What this mostly serves to reveal, I think, is the shallowness of diversity as a sole or even primary marker of progressive cred. That’s not to say that diversity isn’t important; I’d argue that it’s necessary to being meaningfully leftist in 2018. But it’s not the be-all and end-all, and a lot of that is because it’s so cooptable. (The right, curiously, has always recognized this, hence the profusion of prominent people like Milo Yianopoulous or Candice Owens within the movement not because of any actual talent or insight they have but because of the favorable optics of “the gay alt-righter” or “the black woman who supports Trump.”) It is increasingly clear that Chibnall’s interest in diverse casting and production teams is a bit of canny brand management based on recognizing what’s hot in pop culture right now and aping it. In the more cynical reads of this, one might even suspect that Whittaker’s casting was more about getting free publicity from entitled man-children than about any actual investment in the benefits of representation; certainly it’s the most useful Ian Levine has ever been in promoting the show.

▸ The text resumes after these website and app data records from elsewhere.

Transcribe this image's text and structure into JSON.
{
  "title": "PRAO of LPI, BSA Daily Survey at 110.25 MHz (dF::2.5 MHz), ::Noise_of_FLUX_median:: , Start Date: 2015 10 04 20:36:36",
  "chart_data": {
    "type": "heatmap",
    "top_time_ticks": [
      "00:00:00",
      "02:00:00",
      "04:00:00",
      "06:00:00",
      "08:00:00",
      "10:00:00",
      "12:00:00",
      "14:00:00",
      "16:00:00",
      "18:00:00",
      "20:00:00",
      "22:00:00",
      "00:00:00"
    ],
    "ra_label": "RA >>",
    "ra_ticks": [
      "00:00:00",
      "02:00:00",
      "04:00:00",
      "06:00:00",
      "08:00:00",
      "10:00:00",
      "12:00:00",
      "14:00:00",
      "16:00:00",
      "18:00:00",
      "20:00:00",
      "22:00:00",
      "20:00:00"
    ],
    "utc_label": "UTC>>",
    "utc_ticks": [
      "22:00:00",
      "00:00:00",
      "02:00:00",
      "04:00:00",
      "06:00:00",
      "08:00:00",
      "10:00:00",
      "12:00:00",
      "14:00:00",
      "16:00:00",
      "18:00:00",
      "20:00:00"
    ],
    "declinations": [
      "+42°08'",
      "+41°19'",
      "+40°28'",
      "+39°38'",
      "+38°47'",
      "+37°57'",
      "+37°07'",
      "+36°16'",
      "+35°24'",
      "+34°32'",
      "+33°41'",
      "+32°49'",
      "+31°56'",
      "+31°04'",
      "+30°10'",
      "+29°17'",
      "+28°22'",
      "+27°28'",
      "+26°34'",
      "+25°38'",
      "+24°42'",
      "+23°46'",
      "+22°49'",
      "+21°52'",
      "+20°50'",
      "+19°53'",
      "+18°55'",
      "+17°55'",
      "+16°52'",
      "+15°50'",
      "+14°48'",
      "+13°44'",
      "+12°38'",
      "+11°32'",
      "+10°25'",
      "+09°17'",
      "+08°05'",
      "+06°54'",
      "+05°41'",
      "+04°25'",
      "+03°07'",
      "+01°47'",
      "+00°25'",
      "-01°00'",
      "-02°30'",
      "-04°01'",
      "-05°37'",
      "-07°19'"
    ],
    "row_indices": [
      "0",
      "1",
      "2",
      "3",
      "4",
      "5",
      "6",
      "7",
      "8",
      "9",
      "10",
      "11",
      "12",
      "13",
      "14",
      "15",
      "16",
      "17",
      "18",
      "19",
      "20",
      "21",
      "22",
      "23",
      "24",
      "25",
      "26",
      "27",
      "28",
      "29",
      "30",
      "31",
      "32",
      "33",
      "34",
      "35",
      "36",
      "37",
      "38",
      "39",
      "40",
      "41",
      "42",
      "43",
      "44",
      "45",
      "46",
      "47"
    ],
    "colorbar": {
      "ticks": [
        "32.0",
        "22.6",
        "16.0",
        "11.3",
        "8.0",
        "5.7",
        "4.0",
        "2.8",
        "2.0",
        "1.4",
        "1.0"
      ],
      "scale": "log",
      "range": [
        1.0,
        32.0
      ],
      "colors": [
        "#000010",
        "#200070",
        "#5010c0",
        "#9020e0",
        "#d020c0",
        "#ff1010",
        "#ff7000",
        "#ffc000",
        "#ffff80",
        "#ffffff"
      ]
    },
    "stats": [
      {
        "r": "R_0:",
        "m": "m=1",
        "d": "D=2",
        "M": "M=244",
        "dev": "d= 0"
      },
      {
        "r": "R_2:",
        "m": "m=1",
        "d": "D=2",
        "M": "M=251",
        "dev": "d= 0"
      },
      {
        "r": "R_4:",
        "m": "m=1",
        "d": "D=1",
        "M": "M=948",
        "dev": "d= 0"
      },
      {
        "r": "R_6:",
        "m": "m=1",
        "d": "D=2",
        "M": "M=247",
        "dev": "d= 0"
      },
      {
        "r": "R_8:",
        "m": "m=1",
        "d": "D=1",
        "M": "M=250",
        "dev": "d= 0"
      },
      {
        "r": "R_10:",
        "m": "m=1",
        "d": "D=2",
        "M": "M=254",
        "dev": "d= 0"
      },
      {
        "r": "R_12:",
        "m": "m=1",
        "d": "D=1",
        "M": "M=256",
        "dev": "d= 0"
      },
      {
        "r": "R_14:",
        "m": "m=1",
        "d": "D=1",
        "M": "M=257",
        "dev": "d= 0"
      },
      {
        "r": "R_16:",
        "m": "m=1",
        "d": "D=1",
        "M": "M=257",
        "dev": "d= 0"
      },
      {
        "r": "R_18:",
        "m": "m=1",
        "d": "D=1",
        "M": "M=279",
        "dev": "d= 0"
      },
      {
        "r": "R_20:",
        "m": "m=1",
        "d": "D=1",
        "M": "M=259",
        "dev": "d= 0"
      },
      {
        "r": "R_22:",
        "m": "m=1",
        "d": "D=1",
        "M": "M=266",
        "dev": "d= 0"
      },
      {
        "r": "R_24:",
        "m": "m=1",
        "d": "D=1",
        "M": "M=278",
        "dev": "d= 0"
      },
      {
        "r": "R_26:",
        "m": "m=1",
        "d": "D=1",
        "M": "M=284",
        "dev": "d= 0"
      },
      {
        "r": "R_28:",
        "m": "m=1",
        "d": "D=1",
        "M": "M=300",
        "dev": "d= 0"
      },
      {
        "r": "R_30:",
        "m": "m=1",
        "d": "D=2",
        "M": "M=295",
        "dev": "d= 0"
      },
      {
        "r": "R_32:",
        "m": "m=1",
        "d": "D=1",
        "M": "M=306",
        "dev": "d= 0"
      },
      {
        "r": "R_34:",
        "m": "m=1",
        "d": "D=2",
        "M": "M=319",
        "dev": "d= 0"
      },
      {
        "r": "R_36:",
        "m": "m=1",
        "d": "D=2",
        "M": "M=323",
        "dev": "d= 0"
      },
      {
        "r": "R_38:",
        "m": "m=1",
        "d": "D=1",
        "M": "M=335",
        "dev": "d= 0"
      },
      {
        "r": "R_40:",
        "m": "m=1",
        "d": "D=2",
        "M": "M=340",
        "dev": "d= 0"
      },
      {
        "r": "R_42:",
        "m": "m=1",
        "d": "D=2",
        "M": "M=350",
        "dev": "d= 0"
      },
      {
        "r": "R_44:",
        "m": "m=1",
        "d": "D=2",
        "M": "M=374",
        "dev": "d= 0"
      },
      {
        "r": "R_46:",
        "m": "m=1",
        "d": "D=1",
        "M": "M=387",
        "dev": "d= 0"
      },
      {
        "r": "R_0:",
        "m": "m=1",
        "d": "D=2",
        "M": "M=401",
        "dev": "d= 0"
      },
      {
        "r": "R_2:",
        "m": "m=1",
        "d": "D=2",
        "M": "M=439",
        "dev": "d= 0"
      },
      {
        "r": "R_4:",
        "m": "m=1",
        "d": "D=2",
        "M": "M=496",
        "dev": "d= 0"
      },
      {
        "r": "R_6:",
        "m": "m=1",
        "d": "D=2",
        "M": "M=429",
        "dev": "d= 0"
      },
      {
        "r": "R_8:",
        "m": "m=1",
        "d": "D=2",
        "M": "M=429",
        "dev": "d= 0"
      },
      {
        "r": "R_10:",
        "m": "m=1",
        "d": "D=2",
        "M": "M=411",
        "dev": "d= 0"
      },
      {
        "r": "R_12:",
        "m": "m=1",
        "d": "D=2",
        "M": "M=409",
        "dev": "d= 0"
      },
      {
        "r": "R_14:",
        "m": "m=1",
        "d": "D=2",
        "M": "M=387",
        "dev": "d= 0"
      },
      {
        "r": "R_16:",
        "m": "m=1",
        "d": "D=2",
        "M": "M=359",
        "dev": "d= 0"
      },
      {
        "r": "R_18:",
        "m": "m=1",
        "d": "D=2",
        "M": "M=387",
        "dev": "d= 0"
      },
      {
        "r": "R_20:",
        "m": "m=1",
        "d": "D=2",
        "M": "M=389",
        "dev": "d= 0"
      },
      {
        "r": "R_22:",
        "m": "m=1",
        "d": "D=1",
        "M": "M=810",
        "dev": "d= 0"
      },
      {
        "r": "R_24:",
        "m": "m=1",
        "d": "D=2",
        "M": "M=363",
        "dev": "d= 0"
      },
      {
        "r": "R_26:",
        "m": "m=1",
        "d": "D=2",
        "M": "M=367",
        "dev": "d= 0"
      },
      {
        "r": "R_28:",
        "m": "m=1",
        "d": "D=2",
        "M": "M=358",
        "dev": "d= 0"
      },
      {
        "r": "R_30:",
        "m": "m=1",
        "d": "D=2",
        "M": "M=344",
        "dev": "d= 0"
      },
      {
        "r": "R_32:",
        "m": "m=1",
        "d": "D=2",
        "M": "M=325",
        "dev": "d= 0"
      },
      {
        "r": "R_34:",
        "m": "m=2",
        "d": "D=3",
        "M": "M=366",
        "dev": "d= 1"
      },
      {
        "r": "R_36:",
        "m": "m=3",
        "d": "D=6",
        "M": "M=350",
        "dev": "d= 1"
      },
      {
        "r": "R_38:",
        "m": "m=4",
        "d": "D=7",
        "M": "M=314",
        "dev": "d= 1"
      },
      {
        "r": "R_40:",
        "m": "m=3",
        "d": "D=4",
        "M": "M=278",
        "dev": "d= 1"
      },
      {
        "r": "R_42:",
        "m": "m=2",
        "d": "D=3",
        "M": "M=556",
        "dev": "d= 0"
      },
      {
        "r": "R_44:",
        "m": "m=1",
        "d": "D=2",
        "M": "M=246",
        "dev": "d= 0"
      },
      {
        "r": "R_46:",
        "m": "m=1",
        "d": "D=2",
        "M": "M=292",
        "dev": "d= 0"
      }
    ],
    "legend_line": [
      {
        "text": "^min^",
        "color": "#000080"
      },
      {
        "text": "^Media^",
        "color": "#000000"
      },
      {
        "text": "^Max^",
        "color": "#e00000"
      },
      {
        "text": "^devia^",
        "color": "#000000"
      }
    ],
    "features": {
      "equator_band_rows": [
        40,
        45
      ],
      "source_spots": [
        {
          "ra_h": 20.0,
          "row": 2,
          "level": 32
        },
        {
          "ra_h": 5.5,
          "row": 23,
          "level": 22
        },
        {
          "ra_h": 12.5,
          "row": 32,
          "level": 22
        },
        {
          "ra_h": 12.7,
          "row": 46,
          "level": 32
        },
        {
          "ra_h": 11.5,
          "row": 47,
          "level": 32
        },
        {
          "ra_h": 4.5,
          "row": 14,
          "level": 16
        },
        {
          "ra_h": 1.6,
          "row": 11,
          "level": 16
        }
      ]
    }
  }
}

But beneath the surface iconography of “doing wokeness” it is increasingly and distressingly clear that the Chibnall era’s aesthetic purpose consists of packaging up the concerns of small-minded middle aged white men and selling them to kids who deserve better. (The big tell is that in a diverse cast full of young people the show is by miles most interested in Graham.) It thinks Trump is worth no more than a dirty look, that the past exists as nothing more than prologue for the perfectly adequate present, and now that trying to make a stand for labor rights in the face of automation is the province of madman terrorists. The ratings are still good, so it’s not doing any damage to the sow, and the diversity of this era will pay dividends for generations, but at this point I think we can confidently declare the Chibnall era to be a soulless affair with no investment whatsoever in the mercurial.
But hey, at least Kerblam! was pretty fun while revealing the dead-eyed cynicism at the heart of this era.